‘The Art and Mechanics of Animation’ engages at the Grohmann
Many people — young and old — enjoy cartoons or animated films. If you’re among them, you should consider exploring the current exhibition at Milwaukee School of Engineering’s Grohmann Museum, The Art and Mechanics of Animation: The J. J. Sedelmaier Collection.
This should be required viewing for anyone involved in animation or illustration, but it is just as fascinating for the layperson. The exhibition offers a compact introduction to the art of animation as it has evolved through time, presented through the admirable collection of animator J. J. Sedelmaier. It is a selection of works that spans the field, from illustrated animation cells to intriguing pieces of old analog equipment for viewing and hearing finished works.
While Sedelmaier of course features samples from projects he has been involved with — including The Ren and Stimpy Show, Beavis and Butt-Head and The Ambiguously Gay Duo superheroes featured on Saturday Night Live — he also is keen on the history of animation. He has amassed a collection that also highlights artifacts from prominent studios such as Disney, Bray and Fleischer.
A charming opening to the exhibition is the display of a flip book. The drawings on individual pages change ever so slightly, but quickly fanning through the pages gives the impression of movement. This is essentially how old-school animation works, with images modified over and over again.
This is a key point to note, as it resonates throughout the viewing of ephemera and behind-the-scenes artifacts on display. This is what makes the exhibition so enjoyable and interesting. Did you know that animators used guides like “Beavis mouth chart” or “Butt-Head close-up for ink & paint”? While the end result flashes by almost instantaneously, hours have gone into the production of each detail.
The technical challenges of animation are daunting — consider the process of imagining characters and stories and then making them come to life in a moving image. The exhibition shows storyboards, rich in detail, which are key to the process.
However, storyboards are not detailed drawings. Rather, they are rapid sketches that give a sense of character and expression. These are augmented with notes on sound effects and dialogue, reminding us that animation is usually not a silent medium.
Very surprising are the machines included in the exhibition.
The Moviola Synch, a spidery piece with film reels and gears, gave production teams an idea of how sound and pictures would appear together in final form.
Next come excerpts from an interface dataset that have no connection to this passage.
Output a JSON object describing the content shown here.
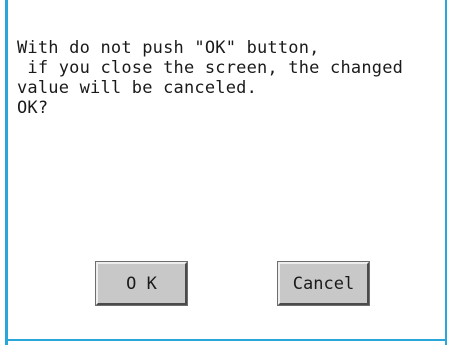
{
  "dialog": {
    "message_lines": [
      "With do not push \"OK\" button,",
      " if you close the screen, the changed",
      "value will be canceled.",
      "OK?"
    ],
    "ok_label": "O K",
    "cancel_label": "Cancel"
  },
  "colors": {
    "frame": "#2aa7d8",
    "button_face": "#c8c8c8",
    "text": "#1a1a1a"
  }
}
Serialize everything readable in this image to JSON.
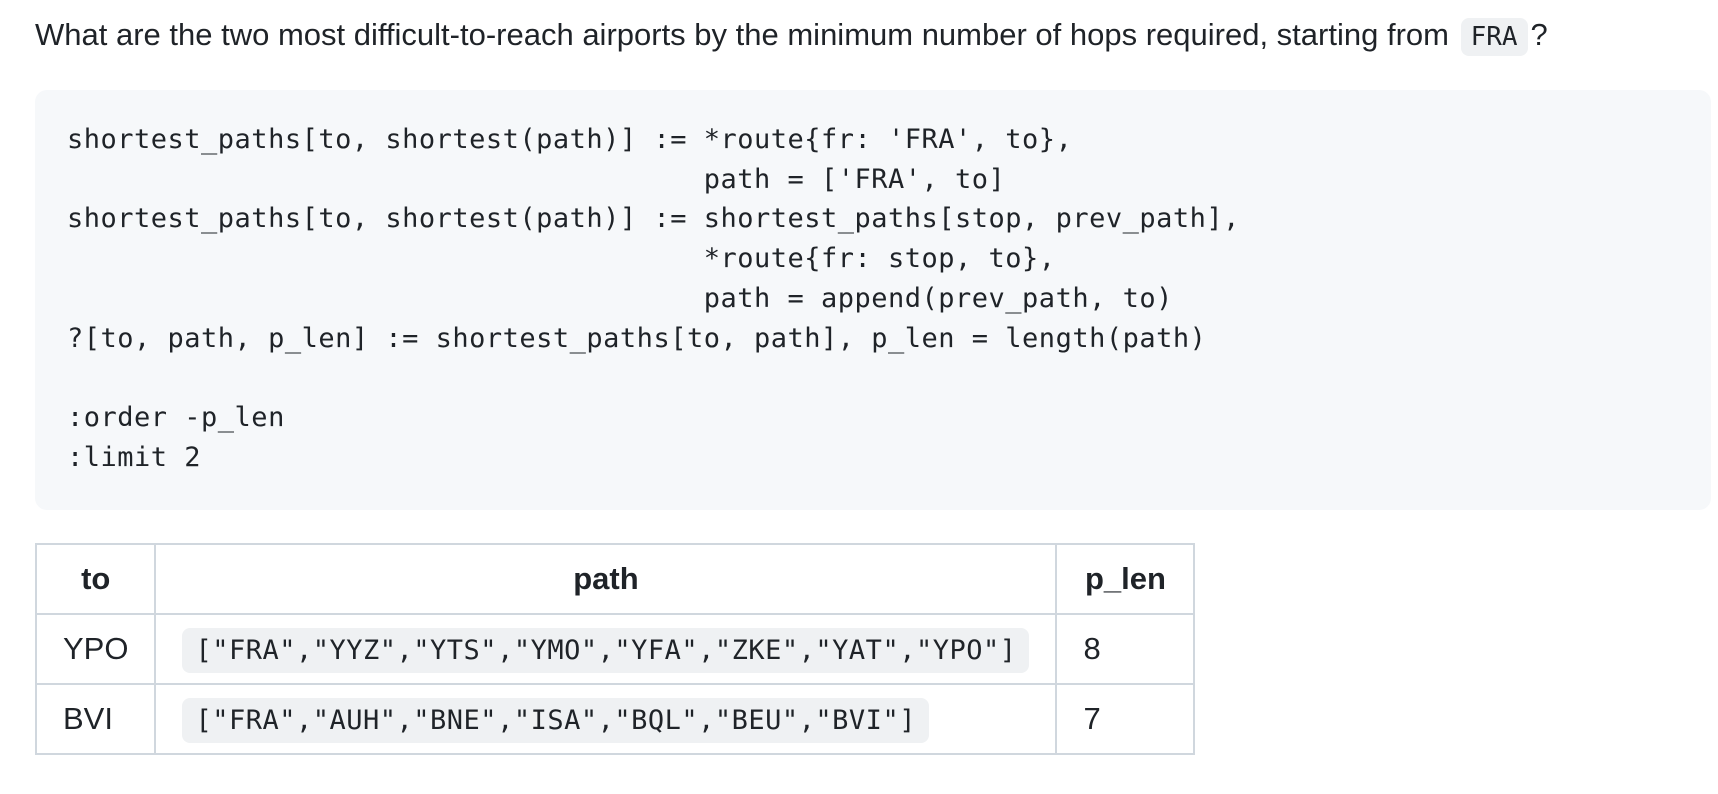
{
  "question": {
    "text_before": "What are the two most difficult-to-reach airports by the minimum number of hops required, starting from",
    "code": "FRA",
    "text_after": "?"
  },
  "code_block": {
    "code": "shortest_paths[to, shortest(path)] := *route{fr: 'FRA', to},\n                                      path = ['FRA', to]\nshortest_paths[to, shortest(path)] := shortest_paths[stop, prev_path],\n                                      *route{fr: stop, to},\n                                      path = append(prev_path, to)\n?[to, path, p_len] := shortest_paths[to, path], p_len = length(path)\n\n:order -p_len\n:limit 2"
  },
  "result_table": {
    "headers": [
      "to",
      "path",
      "p_len"
    ],
    "rows": [
      {
        "to": "YPO",
        "path": "[\"FRA\",\"YYZ\",\"YTS\",\"YMO\",\"YFA\",\"ZKE\",\"YAT\",\"YPO\"]",
        "p_len": "8"
      },
      {
        "to": "BVI",
        "path": "[\"FRA\",\"AUH\",\"BNE\",\"ISA\",\"BQL\",\"BEU\",\"BVI\"]",
        "p_len": "7"
      }
    ]
  }
}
A vintage ADM-5 Lear Siegler Computer, used in the 1982 film Tron, is now totally obsolete.
While it is often noted that the computing power of ubiquitous smart phones surpasses anything from that long ago, such machines are a reminder that the innovation and persistent dedication of creative professionals drives any project, regardless of the technology at their disposal.
In this specialized world, there is a strong sense of camaraderie and history of mutual influence. That becomes clear when viewing the Andre Martin Chart. This is a diagram showing the “Cartoon Family Tree” from 1906 through 1941. The creator, Andre Martin, spoke with many of the individuals represented, and the chart is an homage to predecessors who became teachers and influences.
The exhibition text asks, “Are there any ‘Andre Martins’ out there who could please do the same for the 1941-present day period?” We can only hope that this request is answered affirmatively for this art form.